Checkout code: USwildflowers
Dr. Blake Ketchum, Founder, Seed-Balls.com
Open for Business: Green Gifts at Seed-Balls.com
Bamboo markers, one of the many deep green gifts we carry under $10!
The holiday season is here and what a perfect time to share your love for the environment with unique eco-friendly gifts
for family and friends! We've carefully selected a collection of novel and sustainably manufactured goods for you. Many of these awesome gifts are less than $10. These green goods will make great stocking stuffers or the perfect addition to our wide variety of native seed-balls products. Here is a sneak peak of just a few of our new diverse sustainable gift collection.
Visit our gift shop
Plant of the Month
Blue Camas - The original sweet 'potato' of North America
The Camas Prairie near Fairfield, ID. Photo courtesy of Magnus Manske, Wikimedia Commons.
This year, many of us will enjoy a sweet tasting tuber with our traditional Thanksgiving meal. Although the sweet potato (I. batatas
) originated in the tropics of Central or South America, it was rarely used by native people living in cooler regions of North America. Blue Camas (Camassia quamash
), a Pacific North West native wildflower, did provide a bountiful harvest of sweet “potatoes” for many tribes in the region. Its bulbs become increasingly sweet after a long, slow cooking process, thus they were one of the most widely traded foods. Despite their considerable economic value, Camas bulbs were sustainably harvested from family owned plots every few years.
Today, the tasty bulbs are uncommon and difficult to find in large numbers. Unfortunately, many of the traditional gathering sites, including Weippe Prairie and Camas Prairie in Idaho and the Willamette Valley in Oregon, have been lost to agriculture. The restoration of camas prairies and access to camas bulbs is a priority of many Indigenous groups. At one time, “When camas was in bloom in wet meadows, the flowers grow so thickly that they look like a blue lake” (Murphey 1959:14). Buy Blue Camas Seed Balls
By Brian Moyer, Staff Biologist. November, 2015
Animal of the Month
The Squash Bee
Squash Bee having a fine time of it! Photo by Douglass Moody at the California State University of Fullerton, CA.

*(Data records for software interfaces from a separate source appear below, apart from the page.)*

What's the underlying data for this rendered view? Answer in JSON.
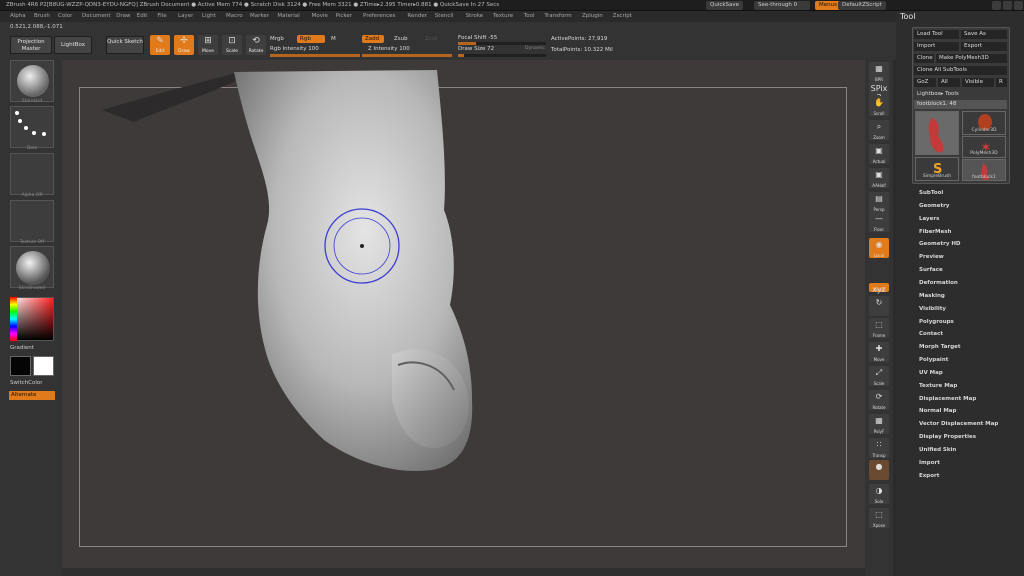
{
  "title_bar": {
    "info": "ZBrush 4R6  P2[B8UG-WZZP-QDN3-EYDU-NGFQ]   ZBrush Document    ● Active Mem 774 ● Scratch Disk 3124 ● Free Mem 3321 ● ZTime▸2.395 Timer▸0.881 ● QuickSave In 27 Secs",
    "quicksave": "QuickSave",
    "see_through": "See-through  0",
    "menus_btn": "Menus",
    "default_zscript": "DefaultZScript"
  },
  "menu_bar": [
    "Alpha",
    "Brush",
    "Color",
    "Document",
    "Draw",
    "Edit",
    "File",
    "Layer",
    "Light",
    "Macro",
    "Marker",
    "Material",
    "Movie",
    "Picker",
    "Preferences",
    "Render",
    "Stencil",
    "Stroke",
    "Texture",
    "Tool",
    "Transform",
    "Zplugin",
    "Zscript"
  ],
  "coords": "0.521,2.088,-1.071",
  "shelf": {
    "projection_master": "Projection Master",
    "lightbox": "LightBox",
    "quick_sketch": "Quick Sketch",
    "edit": "Edit",
    "draw": "Draw",
    "move": "Move",
    "scale": "Scale",
    "rotate": "Rotate",
    "mrgb": "Mrgb",
    "rgb": "Rgb",
    "m": "M",
    "rgb_intensity": "Rgb Intensity 100",
    "zadd": "Zadd",
    "zsub": "Zsub",
    "zcut": "Zcut",
    "z_intensity": "Z Intensity 100",
    "focal_shift": "Focal Shift -55",
    "draw_size": "Draw Size 72",
    "dynamic": "Dynamic",
    "active_points": "ActivePoints: 27,919",
    "total_points": "TotalPoints: 10.322 Mil",
    "rgb_intensity_value": 1.0,
    "z_intensity_value": 1.0,
    "focal_shift_value": 0.2,
    "draw_size_value": 0.07
  },
  "left_panel": {
    "brush_label": "Standard",
    "stroke_label": "Dots",
    "alpha_label": "Alpha Off",
    "texture_label": "Texture Off",
    "material_label": "SkinShade4",
    "gradient": "Gradient",
    "switch_color": "SwitchColor",
    "alternate": "Alternate"
  },
  "right_strip": [
    {
      "glyph": "▦",
      "label": "BPR"
    },
    {
      "glyph": "SPix 3",
      "label": ""
    },
    {
      "glyph": "✋",
      "label": "Scroll"
    },
    {
      "glyph": "⌕",
      "label": "Zoom"
    },
    {
      "glyph": "▣",
      "label": "Actual"
    },
    {
      "glyph": "▣",
      "label": "AAHalf"
    },
    {
      "glyph": "▤",
      "label": "Persp"
    },
    {
      "glyph": "—",
      "label": "Floor"
    },
    {
      "glyph": "◉",
      "label": "Local"
    },
    {
      "glyph": "xyz",
      "label": "Gxyz"
    },
    {
      "glyph": "↻",
      "label": ""
    },
    {
      "glyph": "⬚",
      "label": "Frame"
    },
    {
      "glyph": "✚",
      "label": "Move"
    },
    {
      "glyph": "⤢",
      "label": "Scale"
    },
    {
      "glyph": "⟳",
      "label": "Rotate"
    },
    {
      "glyph": "▦",
      "label": "PolyF"
    },
    {
      "glyph": "∷",
      "label": "Transp"
    },
    {
      "glyph": "●",
      "label": ""
    },
    {
      "glyph": "◑",
      "label": "Solo"
    },
    {
      "glyph": "⬚",
      "label": "Xpose"
    }
  ],
  "tool_palette": {
    "header": "Tool",
    "load_tool": "Load Tool",
    "save_as": "Save As",
    "import": "Import",
    "export": "Export",
    "clone": "Clone",
    "make_polymesh": "Make PolyMesh3D",
    "clone_all": "Clone All SubTools",
    "goz": "GoZ",
    "all": "All",
    "visible": "Visible",
    "r": "R",
    "lightbox_tools": "Lightbox▸ Tools",
    "current_tool": "footblock1. 48",
    "thumbs": [
      "footblock1",
      "Cylinder3D",
      "PolyMesh3D",
      "SimpleBrush",
      "footblock1"
    ],
    "menu_items": [
      "SubTool",
      "Geometry",
      "Layers",
      "FiberMesh",
      "Geometry HD",
      "Preview",
      "Surface",
      "Deformation",
      "Masking",
      "Visibility",
      "Polygroups",
      "Contact",
      "Morph Target",
      "Polypaint",
      "UV Map",
      "Texture Map",
      "Displacement Map",
      "Normal Map",
      "Vector Displacement Map",
      "Display Properties",
      "Unified Skin",
      "Import",
      "Export"
    ]
  },
  "colors": {
    "accent": "#e07a1a",
    "canvas_bg": "#3f3a3a",
    "brush_cursor": "#3b3bd4"
  }
}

As we prepare to reap the bountiful benefits of the fall harvest crops that inspired our Thanksgiving traditions, we should be thankful for our native pollinators. There are nearly 4,000 diverse varieties of native bee species in North America that go unnoticed for their vital ecological services. Many native bees tend to stand in the shadows of its popular European cousin the "honey bee," but in fact native bees have been more effective at collecting pollen years before the honey bee arrived and tend to have a special symbiotic relationship with native plant species. One specific native bee, the Squash Bee, is responsible for providing many of the gourds we associate with Thanksgiving dishes and décor.
Squash Bees, Peponapis spp.
, are specialist bees who focus their pollination on the Cucurbitacea (squashes, pumpkin, and gourds) family. The native bee has an expansive range throughout America’s as a result of the commercial use and spread of Cucurbits. The small bee has similar physical characteristic to honey bees, but they are have a larger body build, swift and more effective in flight, and forages for pollen in the early morning. Unlike honey bees, the squash bee are solitary bees and do not have colonies. They build their nest in the soil in close proximity to cucurbit patches and produce one generations per year. Similar to the honey bee, native bees are being threatened as a result of habitat fragmentation, climate changes, and excessive use of pesticides on agriculture farms. To help the native squash bee population, avoid tilling your garden or bordering areas near your garden. Tilling disturbs and destroys their nests. If you notice small dug out holes around or near your cucurbit plants, this is generally the entrance to their nest. If you are out in your garden early enough you will see them emerge from the holes to tend to their flower.
This year let’s savor every delicious bite of pumpkin pie because without native pollinators, who provide us with the fundamentals ingredients to our Thanksgiving traditions?
By Katrina Weakland, Shop for Our Herb & Veggie Seed Balls
Staff Scientist. November 2015.